When life in the office gets too stressful, sometimes retreating to the safety of the local Jewish deli for the lunch hour is necessary. In the past week, my coworker Eryn and I needed an escape desperately. While she responsibly took some work files to look over, I acted as entertainment. The February issue of Bon Appetit, themed “Savor the South,” is my favorite magazine in ages. Obviously, my Southern roots gives me a bias but this issue is pretty awesome.
In the middle of pretty much reading the magazine out loud, I spied a recipe for Dirty Farro, an awesome twist on dirty rice. Except when I mentioned the recipe to Eryn, she heard it as “dirty pharaoh” and in the state of our stress-induced delirium, “dirty pharaoh” has become contagious. Between our new catchphrase, my existing crush on the Bon Appetit issue and the February vintage recipe swap’s wild rice recipe, inspiration was all-encompassing.
While pondering my creation, I found freekeh tucked away in the depths of my pantry. What is freekeh, you might ask? It’s a spelt berry that is picked while green and then smoked. In my youth, I have eaten many servings of the Arabic freekeh, which was the what my dad’s family called a grain and meat stew. Not until I moved to New York and saw freekeh at the farmer’s market did I realized that’s the name of the grain, not just the dish.
After a year of being intimidated by the little smoked grain sitting in my cabinets, I took the plunge with sausage and chicken livers, the holy trinity of mirepoix and some smoky spices. I imagine adding a little more liquid, egg and bread crumbs could create a fantastic dressing more similar to our Vintage Recipe Swap, but I love a grain side dish that resembles a salad more than a casserole. The chicken livers add depth with their earthy flavor, the cured chorizo creates a little chewy, spicy texture, the mirepoix is a great base, and the freekeh gets just tender enough, with still a little bite. The freshness of the celery leaves and parsley folded in at the end is lovely.
If tracking down freekeh isn't your thing, farro, spelt or wheat berries, brown rice or wild rice could all work. A larger, heartier grain gives the dish more texture and body than something like quinoa or white rice.

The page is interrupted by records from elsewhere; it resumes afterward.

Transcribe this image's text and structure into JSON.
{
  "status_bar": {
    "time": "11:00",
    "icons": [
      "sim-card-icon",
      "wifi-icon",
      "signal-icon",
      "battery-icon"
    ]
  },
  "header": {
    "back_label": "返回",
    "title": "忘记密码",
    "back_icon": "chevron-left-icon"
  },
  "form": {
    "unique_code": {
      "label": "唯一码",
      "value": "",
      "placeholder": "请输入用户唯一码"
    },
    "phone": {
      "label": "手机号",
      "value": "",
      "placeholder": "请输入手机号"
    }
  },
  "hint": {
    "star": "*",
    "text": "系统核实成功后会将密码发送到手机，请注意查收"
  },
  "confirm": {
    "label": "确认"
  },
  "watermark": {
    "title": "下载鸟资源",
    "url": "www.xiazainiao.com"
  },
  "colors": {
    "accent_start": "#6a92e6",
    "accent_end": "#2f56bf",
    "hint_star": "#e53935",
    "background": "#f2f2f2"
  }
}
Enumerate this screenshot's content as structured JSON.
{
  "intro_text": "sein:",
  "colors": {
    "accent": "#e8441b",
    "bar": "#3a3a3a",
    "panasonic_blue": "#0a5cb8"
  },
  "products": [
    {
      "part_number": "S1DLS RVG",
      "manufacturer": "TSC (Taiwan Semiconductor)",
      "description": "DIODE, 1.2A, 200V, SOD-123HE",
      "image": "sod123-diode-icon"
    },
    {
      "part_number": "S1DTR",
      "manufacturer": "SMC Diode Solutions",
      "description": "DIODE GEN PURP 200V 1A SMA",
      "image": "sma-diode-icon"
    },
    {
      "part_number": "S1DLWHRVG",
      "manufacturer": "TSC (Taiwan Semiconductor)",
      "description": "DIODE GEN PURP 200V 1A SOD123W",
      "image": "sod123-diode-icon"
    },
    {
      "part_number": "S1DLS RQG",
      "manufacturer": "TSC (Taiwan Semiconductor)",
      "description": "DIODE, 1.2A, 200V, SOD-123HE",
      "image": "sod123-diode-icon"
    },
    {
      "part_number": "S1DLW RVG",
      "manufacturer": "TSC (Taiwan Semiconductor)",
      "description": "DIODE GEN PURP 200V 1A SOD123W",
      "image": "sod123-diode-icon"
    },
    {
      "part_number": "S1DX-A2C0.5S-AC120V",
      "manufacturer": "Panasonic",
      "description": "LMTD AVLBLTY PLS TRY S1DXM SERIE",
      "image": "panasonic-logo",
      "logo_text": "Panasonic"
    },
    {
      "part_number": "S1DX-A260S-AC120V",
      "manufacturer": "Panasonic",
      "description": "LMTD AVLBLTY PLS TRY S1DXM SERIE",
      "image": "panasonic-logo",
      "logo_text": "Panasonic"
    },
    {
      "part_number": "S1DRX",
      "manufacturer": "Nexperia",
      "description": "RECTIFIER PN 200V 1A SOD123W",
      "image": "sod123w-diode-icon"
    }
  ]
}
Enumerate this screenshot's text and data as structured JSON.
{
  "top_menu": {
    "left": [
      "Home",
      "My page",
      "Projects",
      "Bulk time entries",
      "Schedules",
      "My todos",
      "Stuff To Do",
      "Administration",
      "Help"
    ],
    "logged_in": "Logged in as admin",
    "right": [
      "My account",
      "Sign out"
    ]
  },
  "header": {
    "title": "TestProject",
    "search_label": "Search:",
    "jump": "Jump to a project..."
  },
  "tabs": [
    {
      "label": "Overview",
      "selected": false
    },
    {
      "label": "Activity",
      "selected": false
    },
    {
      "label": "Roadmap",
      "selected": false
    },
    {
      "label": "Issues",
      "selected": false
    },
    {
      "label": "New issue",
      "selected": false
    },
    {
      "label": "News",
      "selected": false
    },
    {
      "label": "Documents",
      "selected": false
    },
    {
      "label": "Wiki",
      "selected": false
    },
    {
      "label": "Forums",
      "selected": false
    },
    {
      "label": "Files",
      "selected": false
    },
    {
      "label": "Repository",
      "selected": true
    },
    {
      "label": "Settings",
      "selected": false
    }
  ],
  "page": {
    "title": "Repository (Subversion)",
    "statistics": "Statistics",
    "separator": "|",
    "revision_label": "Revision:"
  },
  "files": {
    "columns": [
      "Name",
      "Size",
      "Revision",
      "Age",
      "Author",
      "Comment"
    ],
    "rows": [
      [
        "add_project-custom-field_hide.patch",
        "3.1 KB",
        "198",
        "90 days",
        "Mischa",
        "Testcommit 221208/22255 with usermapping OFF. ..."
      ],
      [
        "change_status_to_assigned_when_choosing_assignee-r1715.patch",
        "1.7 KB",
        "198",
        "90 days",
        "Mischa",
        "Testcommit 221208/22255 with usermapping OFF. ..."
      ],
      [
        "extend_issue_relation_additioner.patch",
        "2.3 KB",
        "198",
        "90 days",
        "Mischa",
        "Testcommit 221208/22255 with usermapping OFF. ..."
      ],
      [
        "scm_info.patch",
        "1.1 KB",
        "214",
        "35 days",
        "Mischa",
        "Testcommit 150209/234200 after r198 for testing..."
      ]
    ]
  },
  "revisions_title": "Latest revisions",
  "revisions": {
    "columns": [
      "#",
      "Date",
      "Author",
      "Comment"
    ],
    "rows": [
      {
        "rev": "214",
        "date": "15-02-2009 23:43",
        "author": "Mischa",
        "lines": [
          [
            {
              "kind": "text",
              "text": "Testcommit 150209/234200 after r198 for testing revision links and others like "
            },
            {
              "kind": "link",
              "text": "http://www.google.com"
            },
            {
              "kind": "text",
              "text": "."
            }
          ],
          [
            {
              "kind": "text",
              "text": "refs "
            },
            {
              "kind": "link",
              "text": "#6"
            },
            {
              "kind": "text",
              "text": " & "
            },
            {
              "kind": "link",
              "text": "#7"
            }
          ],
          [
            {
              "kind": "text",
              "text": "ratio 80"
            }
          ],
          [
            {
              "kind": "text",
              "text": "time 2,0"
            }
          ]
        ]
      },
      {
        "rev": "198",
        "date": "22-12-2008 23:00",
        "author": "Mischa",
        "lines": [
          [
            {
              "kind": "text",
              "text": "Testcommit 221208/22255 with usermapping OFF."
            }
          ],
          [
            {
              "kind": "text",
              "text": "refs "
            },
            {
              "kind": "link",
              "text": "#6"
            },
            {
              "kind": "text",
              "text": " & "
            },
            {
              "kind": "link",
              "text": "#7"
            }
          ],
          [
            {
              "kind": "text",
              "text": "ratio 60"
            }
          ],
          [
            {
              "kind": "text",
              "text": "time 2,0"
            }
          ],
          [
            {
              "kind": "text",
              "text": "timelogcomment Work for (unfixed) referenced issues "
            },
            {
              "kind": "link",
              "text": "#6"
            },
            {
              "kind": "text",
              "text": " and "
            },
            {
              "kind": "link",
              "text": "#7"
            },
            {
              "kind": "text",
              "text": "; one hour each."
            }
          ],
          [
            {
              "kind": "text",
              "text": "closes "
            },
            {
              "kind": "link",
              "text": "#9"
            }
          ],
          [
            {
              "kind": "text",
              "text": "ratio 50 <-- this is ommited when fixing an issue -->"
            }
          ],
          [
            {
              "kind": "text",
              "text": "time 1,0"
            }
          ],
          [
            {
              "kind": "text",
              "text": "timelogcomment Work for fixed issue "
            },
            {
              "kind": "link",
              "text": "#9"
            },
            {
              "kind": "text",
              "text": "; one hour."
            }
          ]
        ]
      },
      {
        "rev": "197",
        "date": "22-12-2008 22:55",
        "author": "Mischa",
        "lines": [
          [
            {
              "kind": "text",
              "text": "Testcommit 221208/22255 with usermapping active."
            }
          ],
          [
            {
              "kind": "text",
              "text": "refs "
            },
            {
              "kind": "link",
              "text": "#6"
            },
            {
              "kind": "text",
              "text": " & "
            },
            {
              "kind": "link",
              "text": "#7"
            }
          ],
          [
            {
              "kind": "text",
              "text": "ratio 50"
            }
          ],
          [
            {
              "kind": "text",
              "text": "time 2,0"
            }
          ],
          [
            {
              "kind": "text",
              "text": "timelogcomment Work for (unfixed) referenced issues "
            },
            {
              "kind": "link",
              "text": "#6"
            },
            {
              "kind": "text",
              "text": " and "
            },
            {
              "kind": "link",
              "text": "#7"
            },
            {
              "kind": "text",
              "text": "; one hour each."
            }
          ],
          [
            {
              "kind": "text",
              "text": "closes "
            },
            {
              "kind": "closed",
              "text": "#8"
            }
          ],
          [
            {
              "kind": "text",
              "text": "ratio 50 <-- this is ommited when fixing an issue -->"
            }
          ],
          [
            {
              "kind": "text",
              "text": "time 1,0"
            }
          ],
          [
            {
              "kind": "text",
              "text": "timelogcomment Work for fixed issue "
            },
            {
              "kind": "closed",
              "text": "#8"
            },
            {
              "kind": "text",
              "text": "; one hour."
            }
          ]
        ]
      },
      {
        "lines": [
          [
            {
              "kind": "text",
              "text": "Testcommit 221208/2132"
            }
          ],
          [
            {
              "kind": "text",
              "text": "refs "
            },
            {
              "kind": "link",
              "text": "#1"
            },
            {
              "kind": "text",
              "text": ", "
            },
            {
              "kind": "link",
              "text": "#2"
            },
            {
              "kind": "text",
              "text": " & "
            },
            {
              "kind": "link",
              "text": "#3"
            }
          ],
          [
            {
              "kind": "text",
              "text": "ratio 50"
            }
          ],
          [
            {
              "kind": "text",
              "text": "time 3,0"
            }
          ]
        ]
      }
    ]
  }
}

- 2 cups freekeh
- 2.5 cups [20 ounces] water
- 2 bay leaves
- 1 bullion cube [optional]
- 2 tablespoons olive oil
- 1/4 pound chicken livers, trimmed, chopped
- 4 ounces cured, dried chorizo, chopped into small pieces
- 1 1/2 cups diced onions [about 1 large onion]
- 3/4 cups diced carrots [about 2 carrots]
- 3/4 cups diced celery [about 2 stalks]
- 1 tablespoon minced garlic [about 4 cloves]
- 4 dashes Worcestershire sauce
- 1/2 teaspoon five spice powder
- 1/4 teaspoon allspice
- 1/4 teaspoon garam masala
- 1/4 teaspoon turmeric
- 1/4 teaspoon red pepper flakes
- kosher salt and black pepper to taste
- 1 cup [8 ounces] water
- 1/2 cup celery leaves, choppd
- 1/2 cup parsley, chopped
- Cook the freekeh. Place the freekeh, water, bay leaves and bullion cube [if using] in a large saucepan. Cover and bring to a boil. Reduce heat, uncover and cook for 30-45 minutes. You want the freekeh [or whatever grain used] al dente, so that it is edible but a little bit chewy. It will cook more later.
- Reserve the freekeh in a bowl and use the same pot. On medium heat, add the oil, chopped liver and chorizo to the pan. Let cook for 5 minutes, letting the chorizo brown and the liver cook.
- Add the onions, carrots, celery, garlic, Worchestershire sauce, five spice, allspice, garam masala, turmeric and red pepper flakes and a pinch of kosher salt to the pot. Let saute for five more minutes, unti the vegetables soften.
- Add the water, scraping up the bottom of the pan to deglaze. Bring to a simmer and lower to medium-low [keeping a steady, not rolling, simmer]. Cook, uncovered, for about 8 minutes, or until the liquid has reduced by half.
- Stir in the freekeh and simmer until all liquid is absorbed and the freekeh is tender. This should take about 10-15 minutes.
- Once tender, stir in the celery leaves and parsley. Taste. Add kosher salt and black pepper to taste. Enjoy!